Most often, the turtles and parakeets died on their own. It seemed like they’d stop eating one day and we’d find them dead the next. And the fish that came and went were sometimes found belly up.

We’d have as proper a burial as apartment living could provide because our back yard was a parking lot. But there was a park across the street and many found a final rest there. Unless they were flushed.

The wild bird

One day, a bunch of us little kids were playing in the parking lot and found an injured bird. Collectively we decided there was only one thing to do. An elderly lady and her middle-aged bachelor son had an apartment on the third floor. They made it known to all they were members of the ASPCA. None of us knew just how they were involved but it always sounded very important. They were vocal and proud of their alliance.

Obviously, they were the adults who would know what to do. After all, they were members of the ASPCA.

We took turns fighting over who would hold the bird while a couple of kids climbed up the stairs to knock on their door. Now, we’re talking about eight or nine kids. All of us between the ages of around seven to twelve years old. I was eight or nine. And, this was serious business to all of us.

And it began

The lady and her son, with kids in tow, came down to the parking lot promptly and with just the right amount of urgency. They felt bound by duty to help this bird. We were all so quiet as we watched the two of them examine the bird carefully. They whispered a bit and then the woman turned and quietly told us of the birds’ serious injuries. She explained he would not be able to fly and he would not be able to take care of himself. And, she said the kindest thing to do was to put him to sleep. Most of us understood what that meant.

Our feet didn’t move. None of us said a word. While all this talking was taking place, her son went and got his car and backed it up to where we were gathered. He left it running. The lady explained what they were going to do. She said it was not going to hurt him and he was just going to go to sleep.

The event

With that, the son, wearing gloves, placed about half that bird in the tailpipe of the running car. We stood frozen, just watched.

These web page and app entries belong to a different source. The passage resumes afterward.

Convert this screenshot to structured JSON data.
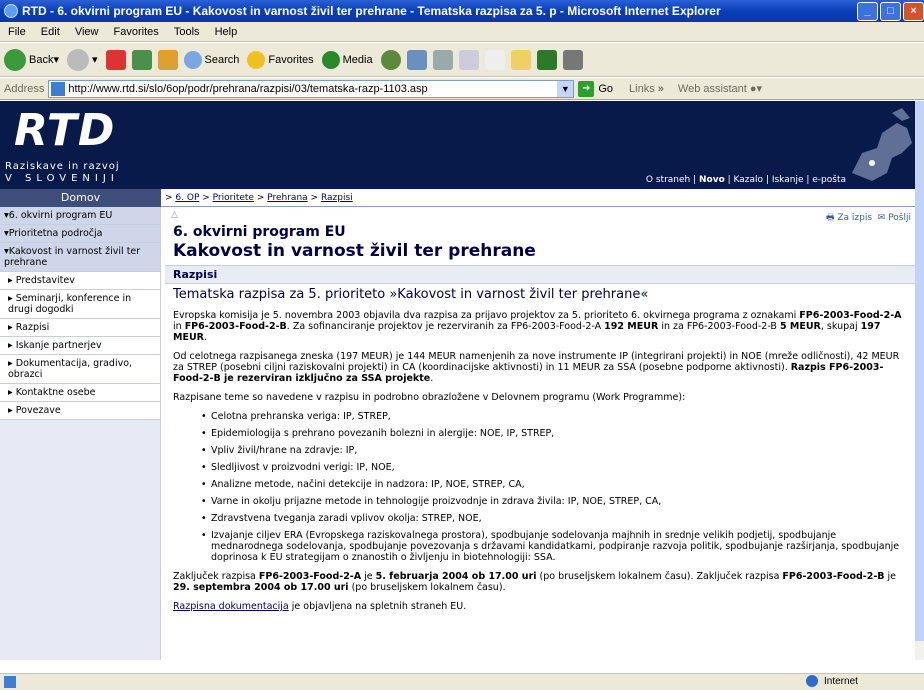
{
  "window": {
    "title": "RTD - 6. okvirni program EU - Kakovost in varnost živil ter prehrane - Tematska razpisa za 5. p - Microsoft Internet Explorer"
  },
  "menu": [
    "File",
    "Edit",
    "View",
    "Favorites",
    "Tools",
    "Help"
  ],
  "toolbar": {
    "back": "Back",
    "search": "Search",
    "favorites": "Favorites",
    "media": "Media"
  },
  "address": {
    "label": "Address",
    "url": "http://www.rtd.si/slo/6op/podr/prehrana/razpisi/03/tematska-razp-1103.asp",
    "go": "Go",
    "links": "Links",
    "web_assistant": "Web assistant"
  },
  "header": {
    "logo": "RTD",
    "sub1": "Raziskave in razvoj",
    "sub2": "V SLOVENIJI",
    "nav": [
      "O straneh",
      "Novo",
      "Kazalo",
      "Iskanje",
      "e-pošta"
    ]
  },
  "domov": "Domov",
  "breadcrumb": [
    "6. OP",
    "Prioritete",
    "Prehrana",
    "Razpisi"
  ],
  "sidebar": [
    {
      "label": "▾6. okvirni program EU",
      "type": "top"
    },
    {
      "label": "▾Prioritetna področja",
      "type": "top"
    },
    {
      "label": "▾Kakovost in varnost živil ter prehrane",
      "type": "top"
    },
    {
      "label": "▸ Predstavitev",
      "type": "sub"
    },
    {
      "label": "▸ Seminarji, konference in drugi dogodki",
      "type": "sub"
    },
    {
      "label": "▸ Razpisi",
      "type": "sub"
    },
    {
      "label": "▸ Iskanje partnerjev",
      "type": "sub"
    },
    {
      "label": "▸ Dokumentacija, gradivo, obrazci",
      "type": "sub"
    },
    {
      "label": "▸ Kontaktne osebe",
      "type": "sub"
    },
    {
      "label": "▸ Povezave",
      "type": "sub"
    }
  ],
  "print": {
    "print": "Za izpis",
    "send": "Pošlji"
  },
  "page": {
    "subtitle": "6. okvirni program EU",
    "title": "Kakovost in varnost živil ter prehrane",
    "section": "Razpisi",
    "heading": "Tematska razpisa za 5. prioriteto »Kakovost in varnost živil ter prehrane«",
    "p1a": "Evropska komisija je 5. novembra 2003 objavila dva razpisa za prijavo projektov za 5. prioriteto 6. okvirnega programa z oznakami ",
    "p1b": "FP6-2003-Food-2-A",
    "p1c": " in ",
    "p1d": "FP6-2003-Food-2-B",
    "p1e": ". Za sofinanciranje projektov je rezerviranih za FP6-2003-Food-2-A ",
    "p1f": "192 MEUR",
    "p1g": " in za FP6-2003-Food-2-B ",
    "p1h": "5 MEUR",
    "p1i": ", skupaj ",
    "p1j": "197 MEUR",
    "p1k": ".",
    "p2a": "Od celotnega razpisanega zneska (197 MEUR) je 144 MEUR namenjenih za nove instrumente IP (integrirani projekti) in NOE (mreže odličnosti), 42 MEUR za STREP (posebni ciljni raziskovalni projekti) in CA (koordinacijske aktivnosti) in 11 MEUR za SSA (posebne podporne aktivnosti). ",
    "p2b": "Razpis FP6-2003-Food-2-B je rezerviran izključno za SSA projekte",
    "p2c": ".",
    "p3": "Razpisane teme so navedene v razpisu in podrobno obrazložene v Delovnem programu (Work Programme):",
    "topics": [
      "Celotna prehranska veriga: IP, STREP,",
      "Epidemiologija s prehrano povezanih bolezni in alergije: NOE, IP, STREP,",
      "Vpliv živil/hrane na zdravje: IP,",
      "Sledljivost v proizvodni verigi: IP, NOE,",
      "Analizne metode, načini detekcije in nadzora: IP, NOE, STREP, CA,",
      "Varne in okolju prijazne metode in tehnologije proizvodnje in zdrava živila: IP, NOE, STREP, CA,",
      "Zdravstvena tveganja zaradi vplivov okolja: STREP, NOE,",
      "Izvajanje ciljev ERA (Evropskega raziskovalnega prostora), spodbujanje sodelovanja majhnih in srednje velikih podjetij, spodbujanje mednarodnega sodelovanja, spodbujanje povezovanja s državami kandidatkami, podpiranje razvoja politik, spodbujanje razširjanja, spodbujanje doprinosa k EU strategijam o znanostih o življenju in biotehnologiji: SSA."
    ],
    "p4a": "Zaključek razpisa ",
    "p4b": "FP6-2003-Food-2-A",
    "p4c": " je ",
    "p4d": "5. februarja 2004 ob 17.00 uri",
    "p4e": " (po bruseljskem lokalnem času). Zaključek razpisa ",
    "p4f": "FP6-2003-Food-2-B",
    "p4g": " je ",
    "p4h": "29. septembra 2004 ob 17.00 uri",
    "p4i": " (po bruseljskem lokalnem času).",
    "p5link": "Razpisna dokumentacija",
    "p5rest": " je objavljena na spletnih straneh EU."
  },
  "status": {
    "zone": "Internet"
  },
  "colors": {
    "header_bg": "#071a4a",
    "sidebar_bg": "#e7eaf4",
    "title_blue": "#00004a"
  }
}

The bird started moving a little and one of the kids shouted, is it hurting him? And both adults said, no, not at all. With that, the bird went limp. When the son brought the bird out, he held it gently checking for signs of life. Then he gave him to one of us. We were anointed.

We carried that bird to the park across the street, fighting over who would hold him, fighting tears. We found a spot under a tree and buried him. Fitting. Then, heads a little lower we walked home.

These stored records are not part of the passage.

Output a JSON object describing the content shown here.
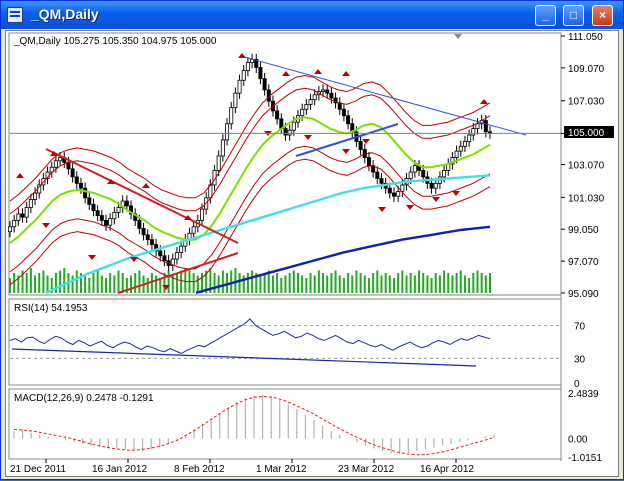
{
  "window": {
    "title": "_QM,Daily",
    "minimize_glyph": "_",
    "maximize_glyph": "□",
    "close_glyph": "×"
  },
  "icons": {
    "app": "chart-window-icon",
    "minimize": "minimize-icon",
    "maximize": "maximize-icon",
    "close": "close-icon"
  },
  "colors": {
    "up": "#000000",
    "down": "#000000",
    "ma_fast": "#7fe000",
    "ma_mid": "#40e0e8",
    "ma_slow": "#1020b0",
    "band": "#c00000",
    "trend_red": "#d02020",
    "trend_blue": "#3050e0",
    "macd_signal": "#e02020"
  },
  "chart_data": [
    {
      "type": "candlestick",
      "header": "_QM,Daily  105.275 105.350 104.975 105.000",
      "price_ticks": [
        "111.050",
        "109.070",
        "107.030",
        "105.000",
        "103.070",
        "101.030",
        "99.050",
        "97.070",
        "95.090"
      ],
      "current_price": "105.000",
      "ylim": [
        95.09,
        111.05
      ],
      "dates": [
        "21 Dec 2011",
        "16 Jan 2012",
        "8 Feb 2012",
        "1 Mar 2012",
        "23 Mar 2012",
        "16 Apr 2012"
      ],
      "close": [
        99.2,
        99.6,
        100.0,
        99.8,
        100.4,
        100.9,
        101.3,
        101.8,
        102.2,
        102.6,
        102.9,
        103.3,
        103.5,
        103.2,
        102.8,
        102.3,
        101.9,
        101.6,
        101.0,
        100.6,
        100.2,
        99.9,
        99.6,
        99.3,
        99.7,
        100.1,
        100.4,
        100.8,
        100.5,
        100.0,
        99.6,
        99.1,
        98.7,
        98.4,
        98.1,
        97.7,
        97.4,
        97.1,
        96.8,
        97.2,
        97.6,
        98.0,
        98.4,
        98.8,
        99.2,
        99.6,
        100.3,
        101.0,
        101.8,
        102.7,
        103.6,
        104.6,
        105.6,
        106.6,
        107.5,
        108.3,
        108.9,
        109.4,
        109.6,
        109.1,
        108.4,
        107.7,
        107.0,
        106.4,
        105.9,
        105.3,
        104.9,
        105.2,
        105.7,
        106.1,
        106.5,
        106.8,
        107.1,
        107.4,
        107.6,
        107.7,
        107.5,
        107.2,
        106.9,
        106.5,
        106.1,
        105.6,
        105.1,
        104.5,
        104.0,
        103.5,
        103.0,
        102.6,
        102.2,
        101.9,
        101.6,
        101.3,
        101.1,
        101.4,
        101.8,
        102.2,
        102.6,
        103.0,
        102.7,
        102.3,
        101.9,
        101.6,
        101.9,
        102.3,
        102.7,
        103.1,
        103.5,
        103.9,
        104.2,
        104.5,
        104.9,
        105.3,
        105.6,
        105.8,
        105.1,
        105.0
      ],
      "ma_fast": [
        98.2,
        98.6,
        99.1,
        99.6,
        100.2,
        100.8,
        101.2,
        101.4,
        101.5,
        101.4,
        101.3,
        101.1,
        100.9,
        100.6,
        100.2,
        99.9,
        99.6,
        99.2,
        98.9,
        98.7,
        98.5,
        98.4,
        98.4,
        98.7,
        99.3,
        100.1,
        101.0,
        101.9,
        102.8,
        103.6,
        104.3,
        104.8,
        105.2,
        105.6,
        105.9,
        106.0,
        105.9,
        105.6,
        105.3,
        105.1,
        105.0,
        105.2,
        105.5,
        105.6,
        105.4,
        104.9,
        104.3,
        103.7,
        103.2,
        102.9,
        102.9,
        103.0,
        103.1,
        103.3,
        103.5,
        103.7,
        104.0,
        104.3
      ],
      "ma_mid": [
        95.1,
        95.7,
        96.3,
        96.8,
        97.3,
        97.7,
        98.1,
        98.5,
        98.9,
        99.3,
        99.7,
        100.1,
        100.5,
        100.9,
        101.3,
        101.6,
        101.8,
        102.0,
        102.1,
        102.2,
        102.3,
        102.4
      ],
      "ma_slow": [
        95.1,
        95.6,
        96.1,
        96.6,
        97.1,
        97.6,
        98.0,
        98.4,
        98.7,
        99.0,
        99.2
      ],
      "volume": [
        6,
        8,
        7,
        9,
        8,
        10,
        7,
        8,
        9,
        7,
        6,
        8,
        9,
        10,
        8,
        7,
        9,
        8,
        7,
        6,
        8,
        9,
        7,
        6,
        8,
        7,
        9,
        8,
        6,
        7,
        8,
        9,
        7,
        6,
        8,
        7,
        6,
        8,
        9,
        7,
        8,
        9,
        10,
        9,
        8,
        7,
        8,
        9,
        10,
        8,
        7,
        9,
        8,
        9,
        10,
        8,
        7,
        8,
        9,
        8,
        7,
        8,
        9,
        7,
        8,
        6,
        7,
        8,
        9,
        8,
        7,
        6,
        8,
        7,
        9,
        8,
        7,
        8,
        9,
        7,
        6,
        8,
        7,
        9,
        8,
        7,
        6,
        8,
        9,
        7,
        8,
        7,
        6,
        8,
        9,
        7,
        8,
        7,
        9,
        8,
        7,
        6,
        8,
        7,
        9,
        8,
        7,
        8,
        9,
        7,
        6,
        8,
        9,
        8,
        7,
        8
      ]
    },
    {
      "type": "line",
      "header": "RSI(14) 54.1953",
      "ticks": [
        "70",
        "30",
        "0"
      ],
      "levels": [
        70,
        30
      ],
      "ylim": [
        0,
        100
      ],
      "values": [
        52,
        54,
        50,
        55,
        56,
        51,
        48,
        53,
        57,
        55,
        50,
        47,
        52,
        49,
        45,
        48,
        51,
        46,
        43,
        47,
        50,
        48,
        44,
        41,
        45,
        43,
        40,
        38,
        42,
        39,
        36,
        40,
        43,
        46,
        44,
        48,
        52,
        56,
        60,
        64,
        68,
        72,
        78,
        70,
        66,
        62,
        58,
        60,
        63,
        59,
        55,
        57,
        61,
        58,
        54,
        52,
        55,
        58,
        54,
        50,
        48,
        52,
        49,
        46,
        44,
        47,
        43,
        40,
        44,
        47,
        50,
        46,
        43,
        45,
        49,
        52,
        50,
        47,
        51,
        54,
        52,
        55,
        58,
        56,
        54
      ]
    },
    {
      "type": "bar",
      "header": "MACD(12,26,9) 0.2478 -0.1291",
      "ticks": [
        "2.4839",
        "0.00",
        "-1.0151"
      ],
      "ylim": [
        -1.0151,
        2.4839
      ],
      "histogram": [
        0.4,
        0.5,
        0.3,
        0.2,
        0.1,
        0.05,
        -0.1,
        -0.2,
        -0.3,
        -0.4,
        -0.45,
        -0.5,
        -0.55,
        -0.6,
        -0.65,
        -0.7,
        -0.6,
        -0.5,
        -0.3,
        -0.1,
        0.2,
        0.5,
        0.8,
        1.1,
        1.4,
        1.7,
        2.0,
        2.2,
        2.35,
        2.4,
        2.3,
        2.1,
        1.9,
        1.6,
        1.3,
        1.0,
        0.7,
        0.4,
        0.2,
        0.0,
        -0.2,
        -0.4,
        -0.55,
        -0.7,
        -0.8,
        -0.85,
        -0.8,
        -0.7,
        -0.6,
        -0.5,
        -0.4,
        -0.3,
        -0.2,
        -0.1,
        0.0,
        0.1,
        0.2
      ],
      "signal": [
        0.5,
        0.45,
        0.4,
        0.3,
        0.2,
        0.1,
        0.0,
        -0.15,
        -0.3,
        -0.42,
        -0.52,
        -0.6,
        -0.65,
        -0.62,
        -0.55,
        -0.45,
        -0.3,
        -0.1,
        0.2,
        0.5,
        0.85,
        1.2,
        1.55,
        1.85,
        2.1,
        2.25,
        2.3,
        2.25,
        2.1,
        1.9,
        1.65,
        1.4,
        1.1,
        0.8,
        0.5,
        0.25,
        0.0,
        -0.25,
        -0.45,
        -0.6,
        -0.75,
        -0.85,
        -0.9,
        -0.88,
        -0.8,
        -0.7,
        -0.55,
        -0.4,
        -0.25,
        -0.1,
        0.05
      ]
    }
  ]
}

And, that was about that. We didn’t chat about it much. Maybe one of the kids thought the whole thing was cool. Probably one of the older kids. Someone might have hid a few tears. But I don’t remember us talking about it again. It was done and done.

And, in the end

We were little kids who had our pure little kid hearts validated. We found adults who took us seriously. And, they validated our feelings. We trusted them. For some of us they put definition behind ‘putting to sleep’. We saw a sentient being leave the earth.

It is complex. Euthanasia is complex. Looking back now, the crudeness of the scene still catches my breath. But I remember two people who felt the gravity of the moment just like we did.

Sometimes validation is what you have to give at the moment. And that is good.

When it was time, the tree came to rest on the forest floor. And slowly, gave itself back to the earth from which young saplings sprang anew – Rachel Badeau